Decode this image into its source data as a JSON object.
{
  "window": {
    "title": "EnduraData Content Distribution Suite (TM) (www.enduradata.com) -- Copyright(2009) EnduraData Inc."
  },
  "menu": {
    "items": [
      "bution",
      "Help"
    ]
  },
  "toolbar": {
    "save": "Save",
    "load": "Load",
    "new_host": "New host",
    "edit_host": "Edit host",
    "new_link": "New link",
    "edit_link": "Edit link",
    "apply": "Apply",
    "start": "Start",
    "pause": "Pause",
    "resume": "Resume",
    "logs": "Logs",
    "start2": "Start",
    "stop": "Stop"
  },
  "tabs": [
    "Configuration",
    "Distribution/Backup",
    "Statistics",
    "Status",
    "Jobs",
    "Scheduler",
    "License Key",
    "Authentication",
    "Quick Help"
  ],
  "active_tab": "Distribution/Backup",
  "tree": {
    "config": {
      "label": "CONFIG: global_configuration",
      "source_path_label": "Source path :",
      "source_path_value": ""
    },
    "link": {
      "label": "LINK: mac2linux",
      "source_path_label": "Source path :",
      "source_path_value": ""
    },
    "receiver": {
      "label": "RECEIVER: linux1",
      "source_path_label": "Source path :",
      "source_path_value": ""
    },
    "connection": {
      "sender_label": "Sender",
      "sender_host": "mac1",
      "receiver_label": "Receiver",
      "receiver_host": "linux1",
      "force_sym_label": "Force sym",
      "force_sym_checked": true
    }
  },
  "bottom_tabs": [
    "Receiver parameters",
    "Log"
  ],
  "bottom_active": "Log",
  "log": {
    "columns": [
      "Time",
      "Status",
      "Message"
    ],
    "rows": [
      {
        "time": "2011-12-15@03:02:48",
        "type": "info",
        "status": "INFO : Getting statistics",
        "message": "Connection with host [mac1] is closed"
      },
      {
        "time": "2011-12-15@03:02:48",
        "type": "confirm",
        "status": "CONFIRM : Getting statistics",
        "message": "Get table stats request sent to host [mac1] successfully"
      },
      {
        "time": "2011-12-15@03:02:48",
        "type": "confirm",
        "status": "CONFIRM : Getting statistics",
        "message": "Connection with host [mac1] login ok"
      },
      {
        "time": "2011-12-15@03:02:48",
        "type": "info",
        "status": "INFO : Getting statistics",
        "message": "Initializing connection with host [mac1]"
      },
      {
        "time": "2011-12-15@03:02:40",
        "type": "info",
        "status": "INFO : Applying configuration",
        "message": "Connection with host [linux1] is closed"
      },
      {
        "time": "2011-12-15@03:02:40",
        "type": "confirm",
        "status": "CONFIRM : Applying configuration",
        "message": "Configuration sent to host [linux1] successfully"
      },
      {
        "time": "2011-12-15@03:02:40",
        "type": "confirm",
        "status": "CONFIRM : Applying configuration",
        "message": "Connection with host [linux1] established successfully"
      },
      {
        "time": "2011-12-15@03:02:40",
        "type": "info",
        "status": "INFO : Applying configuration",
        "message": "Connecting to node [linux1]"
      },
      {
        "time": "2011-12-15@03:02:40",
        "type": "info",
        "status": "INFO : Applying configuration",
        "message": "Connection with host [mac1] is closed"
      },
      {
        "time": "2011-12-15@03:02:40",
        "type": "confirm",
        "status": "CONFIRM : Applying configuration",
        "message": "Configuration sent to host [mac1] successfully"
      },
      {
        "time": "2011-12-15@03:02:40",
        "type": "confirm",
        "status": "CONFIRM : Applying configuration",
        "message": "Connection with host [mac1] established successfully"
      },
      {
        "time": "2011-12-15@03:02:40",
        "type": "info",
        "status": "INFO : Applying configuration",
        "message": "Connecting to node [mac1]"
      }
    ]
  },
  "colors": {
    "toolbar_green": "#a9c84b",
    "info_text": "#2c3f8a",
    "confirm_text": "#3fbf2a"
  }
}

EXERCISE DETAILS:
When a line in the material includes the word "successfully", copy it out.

FINISHED EXERCISE:
        "message": "Get table stats request sent to host [mac1] successfully"
        "message": "Configuration sent to host [linux1] successfully"
        "message": "Connection with host [linux1] established successfully"
        "message": "Configuration sent to host [mac1] successfully"
        "message": "Connection with host [mac1] established successfully"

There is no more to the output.